What we're talking about after last night's Game 6 at the Wachovia Center:


With the clock winding down on the fading Flyers and the Stanley Cup all buffed and shiny, Ville Leino made another dazzling rush with the puck and Scott Hartnell scored and the game moved into overtime. And after all the Flyers had accomplished this spring, why not, eh? But Chicago's Patrick Kane put an end to those dreams.


Starting in the Game 5 blowout and continuing last night, the Hawks looked like the fresher team with more jump, getting to more loose pucks and winning puck battles along the boards. That translated into a 17-7 Chicago shot advantage after one period and 27-13 after two periods. There was a growing realization that the Flyers might have hit the wall after a playoff run for the ages.


After a huge Mike Richards hit reignited the building, Danny Briere scored at 8:00 of the second period, after a gorgeous move by Ville Leino, to give the Flyers a 2-1 lead. If momentum ever were to take over, this looked to be the time. But Chicago's Patrick Sharp scored 1:58 later to tie the score.


The Hawks won the series. It was no fluke. They deserved it. The Flyers will reflect and know that even as the second-best team, they could have won the Stanley Cup. Looking back, the first two games in Chicago were the ones that got away from the Flyers. Both were winnable. Neither was. The feeling was those losses would come back to haunt the Flyers. They did.
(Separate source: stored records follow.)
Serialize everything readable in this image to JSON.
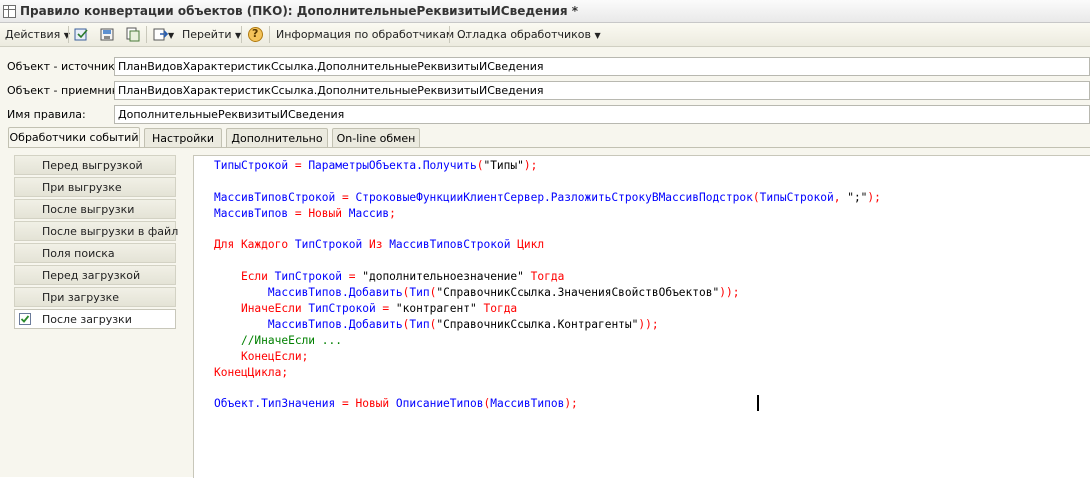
{
  "window": {
    "title": "Правило конвертации объектов (ПКО): ДополнительныеРеквизитыИСведения *"
  },
  "toolbar": {
    "actions_label": "Действия",
    "goto_label": "Перейти",
    "help_label": "?",
    "handlers_info_label": "Информация по обработчикам ...",
    "debug_label": "Отладка обработчиков"
  },
  "form": {
    "source_label": "Объект - источник:",
    "source_value": "ПланВидовХарактеристикСсылка.ДополнительныеРеквизитыИСведения",
    "target_label": "Объект - приемник:",
    "target_value": "ПланВидовХарактеристикСсылка.ДополнительныеРеквизитыИСведения",
    "rule_name_label": "Имя правила:",
    "rule_name_value": "ДополнительныеРеквизитыИСведения"
  },
  "tabs": [
    {
      "label": "Обработчики событий"
    },
    {
      "label": "Настройки"
    },
    {
      "label": "Дополнительно"
    },
    {
      "label": "On-line обмен"
    }
  ],
  "event_handlers": [
    {
      "label": "Перед выгрузкой"
    },
    {
      "label": "При выгрузке"
    },
    {
      "label": "После выгрузки"
    },
    {
      "label": "После выгрузки в файл"
    },
    {
      "label": "Поля поиска"
    },
    {
      "label": "Перед загрузкой"
    },
    {
      "label": "При загрузке"
    },
    {
      "label": "После загрузки"
    }
  ],
  "code": {
    "lines": [
      [
        [
          "id",
          "ТипыСтрокой"
        ],
        [
          "op",
          " = "
        ],
        [
          "id",
          "ПараметрыОбъекта.Получить"
        ],
        [
          "op",
          "("
        ],
        [
          "str",
          "\"Типы\""
        ],
        [
          "op",
          ");"
        ]
      ],
      [],
      [
        [
          "id",
          "МассивТиповСтрокой"
        ],
        [
          "op",
          " = "
        ],
        [
          "id",
          "СтроковыеФункцииКлиентСервер.РазложитьСтрокуВМассивПодстрок"
        ],
        [
          "op",
          "("
        ],
        [
          "id",
          "ТипыСтрокой"
        ],
        [
          "op",
          ", "
        ],
        [
          "str",
          "\";\""
        ],
        [
          "op",
          ");"
        ]
      ],
      [
        [
          "id",
          "МассивТипов"
        ],
        [
          "op",
          " = "
        ],
        [
          "kw",
          "Новый"
        ],
        [
          "op",
          " "
        ],
        [
          "id",
          "Массив"
        ],
        [
          "op",
          ";"
        ]
      ],
      [],
      [
        [
          "kw",
          "Для Каждого"
        ],
        [
          "op",
          " "
        ],
        [
          "id",
          "ТипСтрокой"
        ],
        [
          "op",
          " "
        ],
        [
          "kw",
          "Из"
        ],
        [
          "op",
          " "
        ],
        [
          "id",
          "МассивТиповСтрокой"
        ],
        [
          "op",
          " "
        ],
        [
          "kw",
          "Цикл"
        ]
      ],
      [],
      [
        [
          "op",
          "    "
        ],
        [
          "kw",
          "Если"
        ],
        [
          "op",
          " "
        ],
        [
          "id",
          "ТипСтрокой"
        ],
        [
          "op",
          " = "
        ],
        [
          "str",
          "\"дополнительноезначение\""
        ],
        [
          "op",
          " "
        ],
        [
          "kw",
          "Тогда"
        ]
      ],
      [
        [
          "op",
          "        "
        ],
        [
          "id",
          "МассивТипов.Добавить"
        ],
        [
          "op",
          "("
        ],
        [
          "id",
          "Тип"
        ],
        [
          "op",
          "("
        ],
        [
          "str",
          "\"СправочникСсылка.ЗначенияСвойствОбъектов\""
        ],
        [
          "op",
          "));"
        ]
      ],
      [
        [
          "op",
          "    "
        ],
        [
          "kw",
          "ИначеЕсли"
        ],
        [
          "op",
          " "
        ],
        [
          "id",
          "ТипСтрокой"
        ],
        [
          "op",
          " = "
        ],
        [
          "str",
          "\"контрагент\""
        ],
        [
          "op",
          " "
        ],
        [
          "kw",
          "Тогда"
        ]
      ],
      [
        [
          "op",
          "        "
        ],
        [
          "id",
          "МассивТипов.Добавить"
        ],
        [
          "op",
          "("
        ],
        [
          "id",
          "Тип"
        ],
        [
          "op",
          "("
        ],
        [
          "str",
          "\"СправочникСсылка.Контрагенты\""
        ],
        [
          "op",
          "));"
        ]
      ],
      [
        [
          "op",
          "    "
        ],
        [
          "cm",
          "//ИначеЕсли ..."
        ]
      ],
      [
        [
          "op",
          "    "
        ],
        [
          "kw",
          "КонецЕсли"
        ],
        [
          "op",
          ";"
        ]
      ],
      [
        [
          "kw",
          "КонецЦикла"
        ],
        [
          "op",
          ";"
        ]
      ],
      [],
      [
        [
          "id",
          "Объект.ТипЗначения"
        ],
        [
          "op",
          " = "
        ],
        [
          "kw",
          "Новый"
        ],
        [
          "op",
          " "
        ],
        [
          "id",
          "ОписаниеТипов"
        ],
        [
          "op",
          "("
        ],
        [
          "id",
          "МассивТипов"
        ],
        [
          "op",
          ");"
        ]
      ]
    ]
  },
  "colors": {
    "keyword": "#ff0000",
    "identifier": "#0000ff",
    "comment": "#008000",
    "string": "#000000"
  }
}
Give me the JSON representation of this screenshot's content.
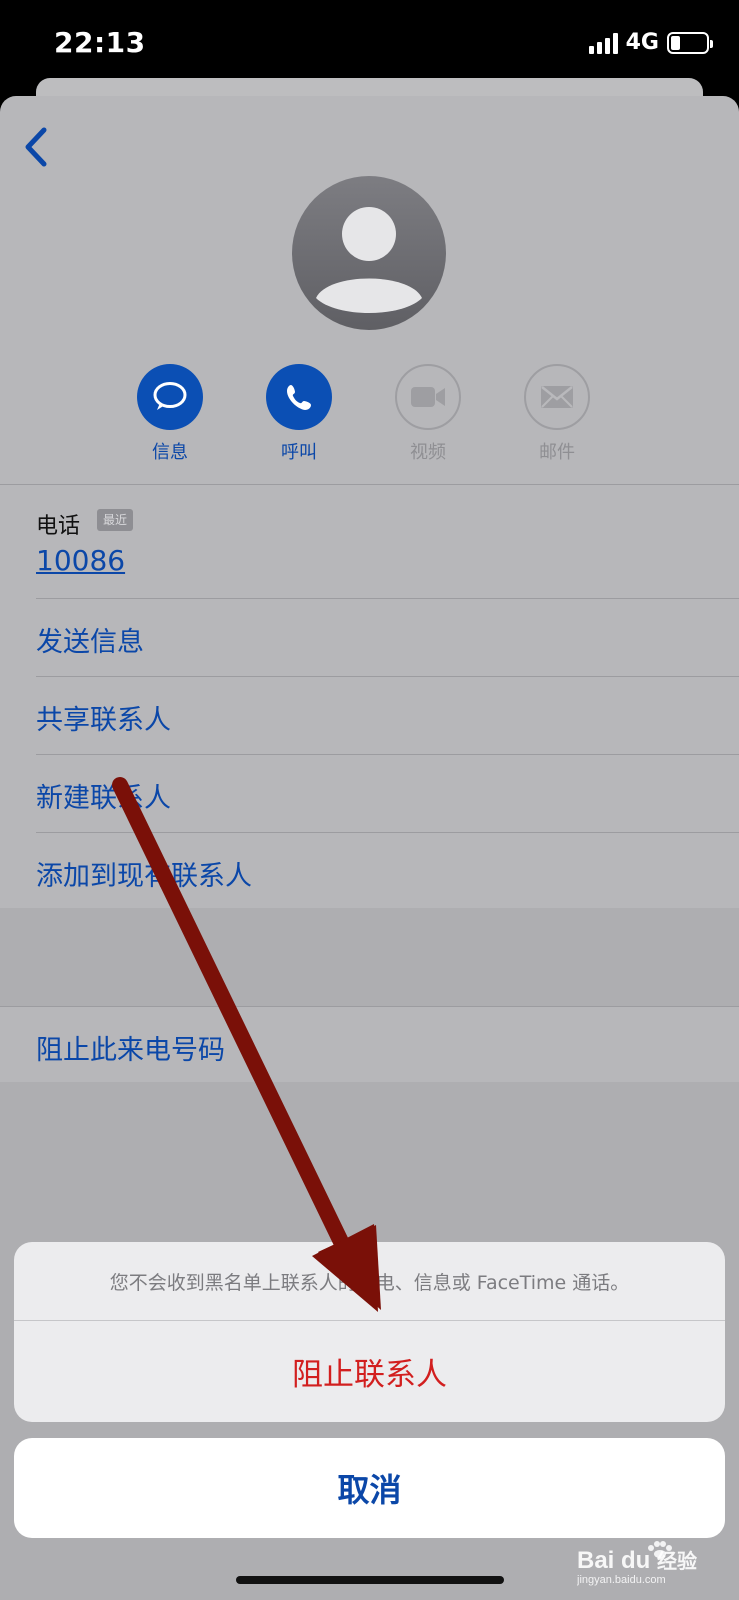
{
  "status_bar": {
    "time": "22:13",
    "network": "4G",
    "signal_bars": 4,
    "battery_level": 0.25
  },
  "contact": {
    "avatar_icon": "person-silhouette-icon",
    "actions": [
      {
        "label": "信息",
        "icon": "message-bubble-icon",
        "enabled": true
      },
      {
        "label": "呼叫",
        "icon": "phone-icon",
        "enabled": true
      },
      {
        "label": "视频",
        "icon": "video-camera-icon",
        "enabled": false
      },
      {
        "label": "邮件",
        "icon": "envelope-icon",
        "enabled": false
      }
    ],
    "phone": {
      "label": "电话",
      "badge": "最近",
      "number": "10086"
    },
    "options": [
      {
        "label": "发送信息"
      },
      {
        "label": "共享联系人"
      },
      {
        "label": "新建联系人"
      },
      {
        "label": "添加到现有联系人"
      }
    ],
    "block_caller": "阻止此来电号码"
  },
  "action_sheet": {
    "message": "您不会收到黑名单上联系人的来电、信息或 FaceTime 通话。",
    "block_button": "阻止联系人",
    "cancel_button": "取消"
  },
  "watermark": {
    "text": "Baidu经验",
    "url": "jingyan.baidu.com"
  },
  "colors": {
    "accent_blue": "#0b47a8",
    "destructive_red": "#d21f1f",
    "annotation_arrow": "#7a1008"
  }
}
When you make the Cup finals, "next year" is a mere 4 months away. The Flyers should be able to build off this wholly unpredictable playoff run. Their top forwards are young and can really play. In Michael Leighton, the Flyers have a quality goaltender. They need defensive help. If you're barely playing two of your defensemen, there needs to be improvement. In getting this far, the Flyers endeared themselves to an already adoring fan base and brought along many new fans who were in it for the excitement, but might have learned to love the hockey along the way.